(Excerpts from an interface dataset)
= = =
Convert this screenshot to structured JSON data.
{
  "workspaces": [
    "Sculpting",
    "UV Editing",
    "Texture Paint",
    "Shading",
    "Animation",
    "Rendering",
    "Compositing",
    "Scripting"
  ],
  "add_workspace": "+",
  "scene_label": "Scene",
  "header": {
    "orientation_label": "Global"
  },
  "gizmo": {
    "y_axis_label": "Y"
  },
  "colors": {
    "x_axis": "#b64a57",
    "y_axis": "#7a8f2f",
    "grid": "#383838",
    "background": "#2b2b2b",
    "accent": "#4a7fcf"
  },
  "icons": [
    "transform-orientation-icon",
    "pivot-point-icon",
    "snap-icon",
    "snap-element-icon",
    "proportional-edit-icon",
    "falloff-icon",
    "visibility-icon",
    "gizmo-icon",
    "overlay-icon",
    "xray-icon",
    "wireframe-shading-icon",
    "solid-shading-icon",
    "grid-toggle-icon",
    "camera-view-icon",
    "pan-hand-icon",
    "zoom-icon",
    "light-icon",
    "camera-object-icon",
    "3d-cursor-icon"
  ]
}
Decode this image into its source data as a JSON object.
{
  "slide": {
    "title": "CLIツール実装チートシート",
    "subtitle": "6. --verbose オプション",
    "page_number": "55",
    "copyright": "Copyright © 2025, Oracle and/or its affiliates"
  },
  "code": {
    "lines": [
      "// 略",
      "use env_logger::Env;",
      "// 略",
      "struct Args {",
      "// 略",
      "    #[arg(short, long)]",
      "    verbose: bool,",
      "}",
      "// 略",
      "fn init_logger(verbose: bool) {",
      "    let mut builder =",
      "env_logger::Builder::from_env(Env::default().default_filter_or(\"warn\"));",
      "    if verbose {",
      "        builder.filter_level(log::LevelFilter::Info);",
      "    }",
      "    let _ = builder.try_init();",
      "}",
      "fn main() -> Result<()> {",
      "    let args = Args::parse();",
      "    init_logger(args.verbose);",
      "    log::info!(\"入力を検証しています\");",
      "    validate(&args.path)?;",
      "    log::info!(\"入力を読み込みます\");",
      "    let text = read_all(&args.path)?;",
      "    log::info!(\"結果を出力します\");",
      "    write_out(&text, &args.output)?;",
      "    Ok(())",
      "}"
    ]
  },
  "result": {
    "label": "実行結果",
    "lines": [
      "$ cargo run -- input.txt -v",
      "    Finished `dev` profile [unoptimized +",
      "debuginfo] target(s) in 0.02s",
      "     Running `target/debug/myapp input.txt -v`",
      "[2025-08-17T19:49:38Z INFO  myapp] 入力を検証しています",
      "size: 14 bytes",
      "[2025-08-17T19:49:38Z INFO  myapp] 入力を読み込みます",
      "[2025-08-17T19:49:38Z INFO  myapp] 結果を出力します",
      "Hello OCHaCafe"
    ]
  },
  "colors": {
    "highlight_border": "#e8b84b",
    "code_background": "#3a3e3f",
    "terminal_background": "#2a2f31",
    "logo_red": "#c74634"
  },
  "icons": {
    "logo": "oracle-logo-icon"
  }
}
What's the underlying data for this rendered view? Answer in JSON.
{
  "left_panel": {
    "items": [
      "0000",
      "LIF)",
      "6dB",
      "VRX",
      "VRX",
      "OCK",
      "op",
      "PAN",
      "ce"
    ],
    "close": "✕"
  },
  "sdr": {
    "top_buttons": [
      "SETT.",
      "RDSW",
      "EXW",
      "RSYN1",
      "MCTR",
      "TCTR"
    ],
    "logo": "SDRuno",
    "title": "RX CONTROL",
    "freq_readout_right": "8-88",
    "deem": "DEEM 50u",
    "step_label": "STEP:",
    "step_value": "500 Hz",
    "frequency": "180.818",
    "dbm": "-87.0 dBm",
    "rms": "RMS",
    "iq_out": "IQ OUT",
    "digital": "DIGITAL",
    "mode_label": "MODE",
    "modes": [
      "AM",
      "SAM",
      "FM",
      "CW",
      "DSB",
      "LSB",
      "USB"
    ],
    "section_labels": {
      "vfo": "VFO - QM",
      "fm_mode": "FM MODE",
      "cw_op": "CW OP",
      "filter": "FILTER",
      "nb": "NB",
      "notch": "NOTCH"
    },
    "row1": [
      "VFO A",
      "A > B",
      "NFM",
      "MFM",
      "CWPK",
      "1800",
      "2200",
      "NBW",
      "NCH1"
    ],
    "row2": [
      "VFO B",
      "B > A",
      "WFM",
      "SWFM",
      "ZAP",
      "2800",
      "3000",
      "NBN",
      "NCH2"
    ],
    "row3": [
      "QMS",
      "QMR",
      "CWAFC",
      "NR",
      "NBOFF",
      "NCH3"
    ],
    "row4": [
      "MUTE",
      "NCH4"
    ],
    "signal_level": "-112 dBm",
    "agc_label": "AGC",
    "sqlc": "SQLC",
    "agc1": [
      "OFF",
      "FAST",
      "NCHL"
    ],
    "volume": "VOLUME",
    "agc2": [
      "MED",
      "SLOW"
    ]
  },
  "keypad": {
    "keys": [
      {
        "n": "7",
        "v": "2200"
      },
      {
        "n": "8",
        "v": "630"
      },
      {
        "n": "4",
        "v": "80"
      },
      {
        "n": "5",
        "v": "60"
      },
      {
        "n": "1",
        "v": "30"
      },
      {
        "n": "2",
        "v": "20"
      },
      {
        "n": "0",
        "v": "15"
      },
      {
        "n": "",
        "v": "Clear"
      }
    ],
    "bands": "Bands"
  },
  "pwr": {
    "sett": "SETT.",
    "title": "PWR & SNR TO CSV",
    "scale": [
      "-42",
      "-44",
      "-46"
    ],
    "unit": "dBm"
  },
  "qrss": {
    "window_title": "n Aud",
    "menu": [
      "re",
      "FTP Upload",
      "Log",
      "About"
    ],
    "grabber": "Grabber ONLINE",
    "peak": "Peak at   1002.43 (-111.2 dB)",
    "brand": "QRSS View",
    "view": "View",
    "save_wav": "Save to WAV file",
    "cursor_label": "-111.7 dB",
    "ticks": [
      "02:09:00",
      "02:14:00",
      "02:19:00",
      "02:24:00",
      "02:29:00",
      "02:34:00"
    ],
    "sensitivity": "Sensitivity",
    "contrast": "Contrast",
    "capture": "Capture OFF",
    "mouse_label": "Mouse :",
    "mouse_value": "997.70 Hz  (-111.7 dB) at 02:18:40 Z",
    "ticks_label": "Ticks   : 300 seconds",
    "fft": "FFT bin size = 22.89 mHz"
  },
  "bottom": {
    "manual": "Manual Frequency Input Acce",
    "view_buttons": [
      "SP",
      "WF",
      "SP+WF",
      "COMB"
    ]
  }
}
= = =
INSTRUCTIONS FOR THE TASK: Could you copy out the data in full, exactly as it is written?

SOLVED PROBLEM:
Convert this screenshot to structured JSON data.
{
  "workspaces": [
    "Sculpting",
    "UV Editing",
    "Texture Paint",
    "Shading",
    "Animation",
    "Rendering",
    "Compositing",
    "Scripting"
  ],
  "add_workspace": "+",
  "scene_label": "Scene",
  "header": {
    "orientation_label": "Global"
  },
  "gizmo": {
    "y_axis_label": "Y"
  },
  "colors": {
    "x_axis": "#b64a57",
    "y_axis": "#7a8f2f",
    "grid": "#383838",
    "background": "#2b2b2b",
    "accent": "#4a7fcf"
  },
  "icons": [
    "transform-orientation-icon",
    "pivot-point-icon",
    "snap-icon",
    "snap-element-icon",
    "proportional-edit-icon",
    "falloff-icon",
    "visibility-icon",
    "gizmo-icon",
    "overlay-icon",
    "xray-icon",
    "wireframe-shading-icon",
    "solid-shading-icon",
    "grid-toggle-icon",
    "camera-view-icon",
    "pan-hand-icon",
    "zoom-icon",
    "light-icon",
    "camera-object-icon",
    "3d-cursor-icon"
  ]
}
Decode this image into its source data as a JSON object.
{
  "slide": {
    "title": "CLIツール実装チートシート",
    "subtitle": "6. --verbose オプション",
    "page_number": "55",
    "copyright": "Copyright © 2025, Oracle and/or its affiliates"
  },
  "code": {
    "lines": [
      "// 略",
      "use env_logger::Env;",
      "// 略",
      "struct Args {",
      "// 略",
      "    #[arg(short, long)]",
      "    verbose: bool,",
      "}",
      "// 略",
      "fn init_logger(verbose: bool) {",
      "    let mut builder =",
      "env_logger::Builder::from_env(Env::default().default_filter_or(\"warn\"));",
      "    if verbose {",
      "        builder.filter_level(log::LevelFilter::Info);",
      "    }",
      "    let _ = builder.try_init();",
      "}",
      "fn main() -> Result<()> {",
      "    let args = Args::parse();",
      "    init_logger(args.verbose);",
      "    log::info!(\"入力を検証しています\");",
      "    validate(&args.path)?;",
      "    log::info!(\"入力を読み込みます\");",
      "    let text = read_all(&args.path)?;",
      "    log::info!(\"結果を出力します\");",
      "    write_out(&text, &args.output)?;",
      "    Ok(())",
      "}"
    ]
  },
  "result": {
    "label": "実行結果",
    "lines": [
      "$ cargo run -- input.txt -v",
      "    Finished `dev` profile [unoptimized +",
      "debuginfo] target(s) in 0.02s",
      "     Running `target/debug/myapp input.txt -v`",
      "[2025-08-17T19:49:38Z INFO  myapp] 入力を検証しています",
      "size: 14 bytes",
      "[2025-08-17T19:49:38Z INFO  myapp] 入力を読み込みます",
      "[2025-08-17T19:49:38Z INFO  myapp] 結果を出力します",
      "Hello OCHaCafe"
    ]
  },
  "colors": {
    "highlight_border": "#e8b84b",
    "code_background": "#3a3e3f",
    "terminal_background": "#2a2f31",
    "logo_red": "#c74634"
  },
  "icons": {
    "logo": "oracle-logo-icon"
  }
}
What's the underlying data for this rendered view? Answer in JSON.
{
  "left_panel": {
    "items": [
      "0000",
      "LIF)",
      "6dB",
      "VRX",
      "VRX",
      "OCK",
      "op",
      "PAN",
      "ce"
    ],
    "close": "✕"
  },
  "sdr": {
    "top_buttons": [
      "SETT.",
      "RDSW",
      "EXW",
      "RSYN1",
      "MCTR",
      "TCTR"
    ],
    "logo": "SDRuno",
    "title": "RX CONTROL",
    "freq_readout_right": "8-88",
    "deem": "DEEM 50u",
    "step_label": "STEP:",
    "step_value": "500 Hz",
    "frequency": "180.818",
    "dbm": "-87.0 dBm",
    "rms": "RMS",
    "iq_out": "IQ OUT",
    "digital": "DIGITAL",
    "mode_label": "MODE",
    "modes": [
      "AM",
      "SAM",
      "FM",
      "CW",
      "DSB",
      "LSB",
      "USB"
    ],
    "section_labels": {
      "vfo": "VFO - QM",
      "fm_mode": "FM MODE",
      "cw_op": "CW OP",
      "filter": "FILTER",
      "nb": "NB",
      "notch": "NOTCH"
    },
    "row1": [
      "VFO A",
      "A > B",
      "NFM",
      "MFM",
      "CWPK",
      "1800",
      "2200",
      "NBW",
      "NCH1"
    ],
    "row2": [
      "VFO B",
      "B > A",
      "WFM",
      "SWFM",
      "ZAP",
      "2800",
      "3000",
      "NBN",
      "NCH2"
    ],
    "row3": [
      "QMS",
      "QMR",
      "CWAFC",
      "NR",
      "NBOFF",
      "NCH3"
    ],
    "row4": [
      "MUTE",
      "NCH4"
    ],
    "signal_level": "-112 dBm",
    "agc_label": "AGC",
    "sqlc": "SQLC",
    "agc1": [
      "OFF",
      "FAST",
      "NCHL"
    ],
    "volume": "VOLUME",
    "agc2": [
      "MED",
      "SLOW"
    ]
  },
  "keypad": {
    "keys": [
      {
        "n": "7",
        "v": "2200"
      },
      {
        "n": "8",
        "v": "630"
      },
      {
        "n": "4",
        "v": "80"
      },
      {
        "n": "5",
        "v": "60"
      },
      {
        "n": "1",
        "v": "30"
      },
      {
        "n": "2",
        "v": "20"
      },
      {
        "n": "0",
        "v": "15"
      },
      {
        "n": "",
        "v": "Clear"
      }
    ],
    "bands": "Bands"
  },
  "pwr": {
    "sett": "SETT.",
    "title": "PWR & SNR TO CSV",
    "scale": [
      "-42",
      "-44",
      "-46"
    ],
    "unit": "dBm"
  },
  "qrss": {
    "window_title": "n Aud",
    "menu": [
      "re",
      "FTP Upload",
      "Log",
      "About"
    ],
    "grabber": "Grabber ONLINE",
    "peak": "Peak at   1002.43 (-111.2 dB)",
    "brand": "QRSS View",
    "view": "View",
    "save_wav": "Save to WAV file",
    "cursor_label": "-111.7 dB",
    "ticks": [
      "02:09:00",
      "02:14:00",
      "02:19:00",
      "02:24:00",
      "02:29:00",
      "02:34:00"
    ],
    "sensitivity": "Sensitivity",
    "contrast": "Contrast",
    "capture": "Capture OFF",
    "mouse_label": "Mouse :",
    "mouse_value": "997.70 Hz  (-111.7 dB) at 02:18:40 Z",
    "ticks_label": "Ticks   : 300 seconds",
    "fft": "FFT bin size = 22.89 mHz"
  },
  "bottom": {
    "manual": "Manual Frequency Input Acce",
    "view_buttons": [
      "SP",
      "WF",
      "SP+WF",
      "COMB"
    ]
  }
}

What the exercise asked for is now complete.